____ DATA FOR PROCESSING

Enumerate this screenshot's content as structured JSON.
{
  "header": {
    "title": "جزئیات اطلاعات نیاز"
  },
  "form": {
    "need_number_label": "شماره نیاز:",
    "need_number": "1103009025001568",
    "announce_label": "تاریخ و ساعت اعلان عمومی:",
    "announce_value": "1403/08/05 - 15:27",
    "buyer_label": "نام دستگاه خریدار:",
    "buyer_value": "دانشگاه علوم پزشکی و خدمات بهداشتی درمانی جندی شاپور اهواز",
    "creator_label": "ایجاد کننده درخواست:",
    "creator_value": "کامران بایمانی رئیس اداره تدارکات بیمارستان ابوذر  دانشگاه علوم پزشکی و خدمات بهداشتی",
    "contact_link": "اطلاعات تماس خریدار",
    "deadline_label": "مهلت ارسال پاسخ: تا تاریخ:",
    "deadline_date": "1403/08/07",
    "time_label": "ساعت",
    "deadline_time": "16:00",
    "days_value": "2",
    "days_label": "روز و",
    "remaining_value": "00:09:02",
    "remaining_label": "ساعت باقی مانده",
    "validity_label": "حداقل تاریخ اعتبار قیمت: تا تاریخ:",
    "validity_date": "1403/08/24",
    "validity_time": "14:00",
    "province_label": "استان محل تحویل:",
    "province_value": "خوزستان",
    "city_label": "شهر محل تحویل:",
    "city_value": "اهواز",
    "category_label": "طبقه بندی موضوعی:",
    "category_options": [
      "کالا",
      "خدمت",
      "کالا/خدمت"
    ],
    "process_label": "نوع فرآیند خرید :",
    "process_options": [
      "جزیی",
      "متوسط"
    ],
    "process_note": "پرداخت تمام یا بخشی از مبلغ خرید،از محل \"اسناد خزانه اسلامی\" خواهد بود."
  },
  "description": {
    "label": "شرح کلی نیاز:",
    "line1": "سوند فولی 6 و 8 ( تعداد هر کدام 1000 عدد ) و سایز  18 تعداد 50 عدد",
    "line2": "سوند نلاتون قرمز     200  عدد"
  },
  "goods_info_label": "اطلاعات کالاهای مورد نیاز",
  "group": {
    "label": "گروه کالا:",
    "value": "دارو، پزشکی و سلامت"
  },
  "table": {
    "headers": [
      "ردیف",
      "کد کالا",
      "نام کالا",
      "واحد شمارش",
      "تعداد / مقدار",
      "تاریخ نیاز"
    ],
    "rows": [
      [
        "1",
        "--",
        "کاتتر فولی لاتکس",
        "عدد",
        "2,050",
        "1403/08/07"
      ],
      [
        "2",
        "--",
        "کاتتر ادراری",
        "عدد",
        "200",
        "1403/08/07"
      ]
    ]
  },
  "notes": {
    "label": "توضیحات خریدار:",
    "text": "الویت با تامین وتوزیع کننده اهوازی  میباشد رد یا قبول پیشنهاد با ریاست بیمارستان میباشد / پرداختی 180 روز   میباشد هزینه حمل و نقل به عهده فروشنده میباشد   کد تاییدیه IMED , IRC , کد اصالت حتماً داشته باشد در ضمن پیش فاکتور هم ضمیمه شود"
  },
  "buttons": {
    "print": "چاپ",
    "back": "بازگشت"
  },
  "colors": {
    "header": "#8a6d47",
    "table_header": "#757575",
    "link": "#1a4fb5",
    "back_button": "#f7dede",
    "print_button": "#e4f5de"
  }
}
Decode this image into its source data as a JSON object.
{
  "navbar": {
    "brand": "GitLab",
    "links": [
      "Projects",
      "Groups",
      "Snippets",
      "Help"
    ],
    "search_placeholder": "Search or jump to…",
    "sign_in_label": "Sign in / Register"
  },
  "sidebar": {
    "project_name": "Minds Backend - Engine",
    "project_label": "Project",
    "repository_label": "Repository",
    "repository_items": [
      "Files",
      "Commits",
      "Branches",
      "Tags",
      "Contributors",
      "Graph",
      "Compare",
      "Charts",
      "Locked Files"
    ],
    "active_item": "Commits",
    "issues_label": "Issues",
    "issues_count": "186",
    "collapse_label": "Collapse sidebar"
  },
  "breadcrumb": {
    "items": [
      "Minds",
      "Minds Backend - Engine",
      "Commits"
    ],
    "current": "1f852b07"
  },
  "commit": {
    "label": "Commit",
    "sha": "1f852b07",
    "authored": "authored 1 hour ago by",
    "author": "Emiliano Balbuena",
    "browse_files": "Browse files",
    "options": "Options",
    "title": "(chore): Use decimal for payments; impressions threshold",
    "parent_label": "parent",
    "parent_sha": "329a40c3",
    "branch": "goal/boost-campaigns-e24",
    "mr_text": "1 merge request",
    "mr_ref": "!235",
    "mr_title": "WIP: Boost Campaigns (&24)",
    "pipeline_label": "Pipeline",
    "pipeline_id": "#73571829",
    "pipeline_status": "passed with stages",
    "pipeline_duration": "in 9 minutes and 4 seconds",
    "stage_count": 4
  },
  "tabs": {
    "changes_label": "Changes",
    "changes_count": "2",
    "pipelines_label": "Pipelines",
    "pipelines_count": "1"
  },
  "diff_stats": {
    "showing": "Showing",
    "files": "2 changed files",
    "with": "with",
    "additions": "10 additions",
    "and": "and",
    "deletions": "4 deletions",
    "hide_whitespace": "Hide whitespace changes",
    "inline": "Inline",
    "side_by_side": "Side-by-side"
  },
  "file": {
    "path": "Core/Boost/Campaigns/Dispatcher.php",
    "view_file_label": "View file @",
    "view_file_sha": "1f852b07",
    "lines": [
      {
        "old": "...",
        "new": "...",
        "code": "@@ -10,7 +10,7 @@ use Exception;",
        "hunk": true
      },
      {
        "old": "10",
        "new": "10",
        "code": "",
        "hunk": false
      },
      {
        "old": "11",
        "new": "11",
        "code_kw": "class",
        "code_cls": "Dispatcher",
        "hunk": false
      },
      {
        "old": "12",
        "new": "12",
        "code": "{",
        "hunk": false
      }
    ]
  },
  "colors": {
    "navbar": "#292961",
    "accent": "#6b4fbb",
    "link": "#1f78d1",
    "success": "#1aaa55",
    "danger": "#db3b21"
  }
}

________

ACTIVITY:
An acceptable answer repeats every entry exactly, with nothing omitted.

OUTPUT:
Enumerate this screenshot's content as structured JSON.
{
  "header": {
    "title": "جزئیات اطلاعات نیاز"
  },
  "form": {
    "need_number_label": "شماره نیاز:",
    "need_number": "1103009025001568",
    "announce_label": "تاریخ و ساعت اعلان عمومی:",
    "announce_value": "1403/08/05 - 15:27",
    "buyer_label": "نام دستگاه خریدار:",
    "buyer_value": "دانشگاه علوم پزشکی و خدمات بهداشتی درمانی جندی شاپور اهواز",
    "creator_label": "ایجاد کننده درخواست:",
    "creator_value": "کامران بایمانی رئیس اداره تدارکات بیمارستان ابوذر  دانشگاه علوم پزشکی و خدمات بهداشتی",
    "contact_link": "اطلاعات تماس خریدار",
    "deadline_label": "مهلت ارسال پاسخ: تا تاریخ:",
    "deadline_date": "1403/08/07",
    "time_label": "ساعت",
    "deadline_time": "16:00",
    "days_value": "2",
    "days_label": "روز و",
    "remaining_value": "00:09:02",
    "remaining_label": "ساعت باقی مانده",
    "validity_label": "حداقل تاریخ اعتبار قیمت: تا تاریخ:",
    "validity_date": "1403/08/24",
    "validity_time": "14:00",
    "province_label": "استان محل تحویل:",
    "province_value": "خوزستان",
    "city_label": "شهر محل تحویل:",
    "city_value": "اهواز",
    "category_label": "طبقه بندی موضوعی:",
    "category_options": [
      "کالا",
      "خدمت",
      "کالا/خدمت"
    ],
    "process_label": "نوع فرآیند خرید :",
    "process_options": [
      "جزیی",
      "متوسط"
    ],
    "process_note": "پرداخت تمام یا بخشی از مبلغ خرید،از محل \"اسناد خزانه اسلامی\" خواهد بود."
  },
  "description": {
    "label": "شرح کلی نیاز:",
    "line1": "سوند فولی 6 و 8 ( تعداد هر کدام 1000 عدد ) و سایز  18 تعداد 50 عدد",
    "line2": "سوند نلاتون قرمز     200  عدد"
  },
  "goods_info_label": "اطلاعات کالاهای مورد نیاز",
  "group": {
    "label": "گروه کالا:",
    "value": "دارو، پزشکی و سلامت"
  },
  "table": {
    "headers": [
      "ردیف",
      "کد کالا",
      "نام کالا",
      "واحد شمارش",
      "تعداد / مقدار",
      "تاریخ نیاز"
    ],
    "rows": [
      [
        "1",
        "--",
        "کاتتر فولی لاتکس",
        "عدد",
        "2,050",
        "1403/08/07"
      ],
      [
        "2",
        "--",
        "کاتتر ادراری",
        "عدد",
        "200",
        "1403/08/07"
      ]
    ]
  },
  "notes": {
    "label": "توضیحات خریدار:",
    "text": "الویت با تامین وتوزیع کننده اهوازی  میباشد رد یا قبول پیشنهاد با ریاست بیمارستان میباشد / پرداختی 180 روز   میباشد هزینه حمل و نقل به عهده فروشنده میباشد   کد تاییدیه IMED , IRC , کد اصالت حتماً داشته باشد در ضمن پیش فاکتور هم ضمیمه شود"
  },
  "buttons": {
    "print": "چاپ",
    "back": "بازگشت"
  },
  "colors": {
    "header": "#8a6d47",
    "table_header": "#757575",
    "link": "#1a4fb5",
    "back_button": "#f7dede",
    "print_button": "#e4f5de"
  }
}
Decode this image into its source data as a JSON object.
{
  "navbar": {
    "brand": "GitLab",
    "links": [
      "Projects",
      "Groups",
      "Snippets",
      "Help"
    ],
    "search_placeholder": "Search or jump to…",
    "sign_in_label": "Sign in / Register"
  },
  "sidebar": {
    "project_name": "Minds Backend - Engine",
    "project_label": "Project",
    "repository_label": "Repository",
    "repository_items": [
      "Files",
      "Commits",
      "Branches",
      "Tags",
      "Contributors",
      "Graph",
      "Compare",
      "Charts",
      "Locked Files"
    ],
    "active_item": "Commits",
    "issues_label": "Issues",
    "issues_count": "186",
    "collapse_label": "Collapse sidebar"
  },
  "breadcrumb": {
    "items": [
      "Minds",
      "Minds Backend - Engine",
      "Commits"
    ],
    "current": "1f852b07"
  },
  "commit": {
    "label": "Commit",
    "sha": "1f852b07",
    "authored": "authored 1 hour ago by",
    "author": "Emiliano Balbuena",
    "browse_files": "Browse files",
    "options": "Options",
    "title": "(chore): Use decimal for payments; impressions threshold",
    "parent_label": "parent",
    "parent_sha": "329a40c3",
    "branch": "goal/boost-campaigns-e24",
    "mr_text": "1 merge request",
    "mr_ref": "!235",
    "mr_title": "WIP: Boost Campaigns (&24)",
    "pipeline_label": "Pipeline",
    "pipeline_id": "#73571829",
    "pipeline_status": "passed with stages",
    "pipeline_duration": "in 9 minutes and 4 seconds",
    "stage_count": 4
  },
  "tabs": {
    "changes_label": "Changes",
    "changes_count": "2",
    "pipelines_label": "Pipelines",
    "pipelines_count": "1"
  },
  "diff_stats": {
    "showing": "Showing",
    "files": "2 changed files",
    "with": "with",
    "additions": "10 additions",
    "and": "and",
    "deletions": "4 deletions",
    "hide_whitespace": "Hide whitespace changes",
    "inline": "Inline",
    "side_by_side": "Side-by-side"
  },
  "file": {
    "path": "Core/Boost/Campaigns/Dispatcher.php",
    "view_file_label": "View file @",
    "view_file_sha": "1f852b07",
    "lines": [
      {
        "old": "...",
        "new": "...",
        "code": "@@ -10,7 +10,7 @@ use Exception;",
        "hunk": true
      },
      {
        "old": "10",
        "new": "10",
        "code": "",
        "hunk": false
      },
      {
        "old": "11",
        "new": "11",
        "code_kw": "class",
        "code_cls": "Dispatcher",
        "hunk": false
      },
      {
        "old": "12",
        "new": "12",
        "code": "{",
        "hunk": false
      }
    ]
  },
  "colors": {
    "navbar": "#292961",
    "accent": "#6b4fbb",
    "link": "#1f78d1",
    "success": "#1aaa55",
    "danger": "#db3b21"
  }
}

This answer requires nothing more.